Swaney initially competed for Venezuela, where her mother is from. She later switched to competing for Hungary in 2016 since that is where her grandparents originate from. Swaney was eligible to represent Hungary, becoming their first Olympic freestyle skier after qualifying through the quota system.

In order to make it to the South Korean Olympic Games she needed to finish in the top 30 at World Cup events, which she managed to do in 13 career halfpipe contests.

Elizabeth mostly attended low key events, tried to remain upright and to always record a score. She would mostly finish last or within a couple of places from last. Most of the events she attended featured less than 30 participants. Also, other skiers would fall and not get scored or would get injured, but Elizabeth persisted, she was consistent and didn’t tumble.

Her best placement was finishing 13th out of 15 in a Chinese event held in December, while at the time most high profile skiers were competing in Colorado.

Swaney managed to raise funds to attend events through online donations.

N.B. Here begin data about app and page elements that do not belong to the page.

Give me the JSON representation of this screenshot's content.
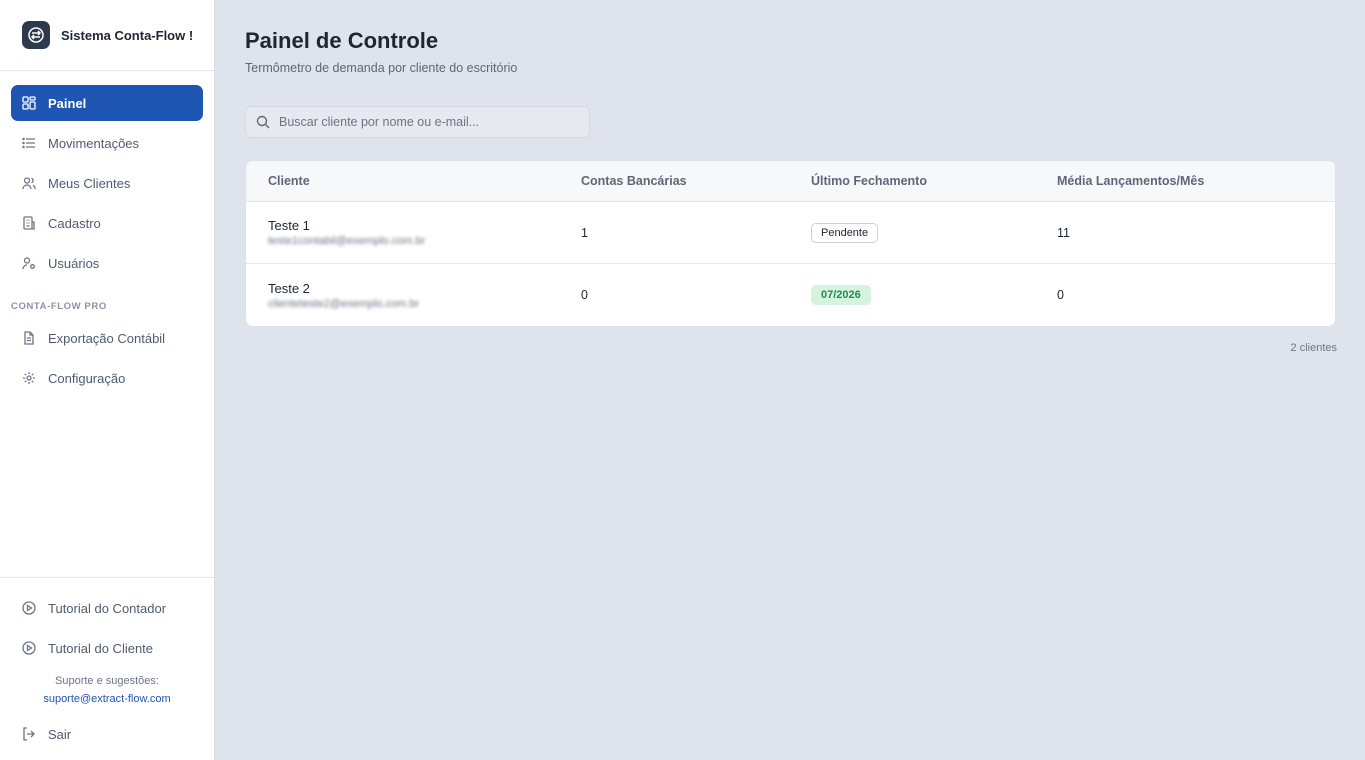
{
  "brand": {
    "name": "Sistema Conta-Flow !"
  },
  "nav": {
    "items": [
      {
        "label": "Painel",
        "icon": "dashboard-icon",
        "active": true
      },
      {
        "label": "Movimentações",
        "icon": "list-icon"
      },
      {
        "label": "Meus Clientes",
        "icon": "users-icon"
      },
      {
        "label": "Cadastro",
        "icon": "building-icon"
      },
      {
        "label": "Usuários",
        "icon": "user-key-icon"
      }
    ],
    "section_label": "CONTA-FLOW PRO",
    "pro_items": [
      {
        "label": "Exportação Contábil",
        "icon": "file-icon"
      },
      {
        "label": "Configuração",
        "icon": "gear-icon"
      }
    ]
  },
  "bottom": {
    "tutorials": [
      {
        "label": "Tutorial do Contador",
        "icon": "play-circle-icon"
      },
      {
        "label": "Tutorial do Cliente",
        "icon": "play-circle-icon"
      }
    ],
    "support_label": "Suporte e sugestões:",
    "support_email": "suporte@extract-flow.com",
    "logout_label": "Sair"
  },
  "main": {
    "title": "Painel de Controle",
    "subtitle": "Termômetro de demanda por cliente do escritório",
    "search_placeholder": "Buscar cliente por nome ou e-mail...",
    "table": {
      "headers": [
        "Cliente",
        "Contas Bancárias",
        "Último Fechamento",
        "Média Lançamentos/Mês"
      ],
      "rows": [
        {
          "name": "Teste 1",
          "email": "teste1contabil@exemplo.com.br",
          "accounts": "1",
          "closing": "Pendente",
          "closing_status": "pending",
          "avg": "11"
        },
        {
          "name": "Teste 2",
          "email": "clienteteste2@exemplo.com.br",
          "accounts": "0",
          "closing": "07/2026",
          "closing_status": "done",
          "avg": "0"
        }
      ]
    },
    "count_label": "2 clientes"
  },
  "colors": {
    "accent": "#1f56b3",
    "success": "#1f8a4c",
    "success_bg": "#d6f3e0",
    "background": "#dfe3eb"
  }
}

Another factor that contributed to her making the Hungarian team is that there is also a limit to how many skiers a country can have per event and reallocation rules within the Hungarian ski federation that tried to balance men’s and women’s representation.

A Hungarian team spokesman told Reuters “We, the Hungarian Olympic Committee, have to learn the lessons from this case, and we must consider rethinking our nomination procedures.”

On the other hand, Canadian skier Cassie Sharp who won women’s gold medal in the halfpipe final was supportive of Swaney’s efforts stating “If you are going to put in the time and effort to be here, then you deserve to be here as much as I do.”

Swaney maintained an optimistic outlook, “I want to inspire others in Hungary and the world to become involved in freestyle skiing.”

She has been practicing tricks in water and has stated that she has been trying “to incorporate those into the halfpipe. I’m just not comfortable landing the water tricks on snow yet.”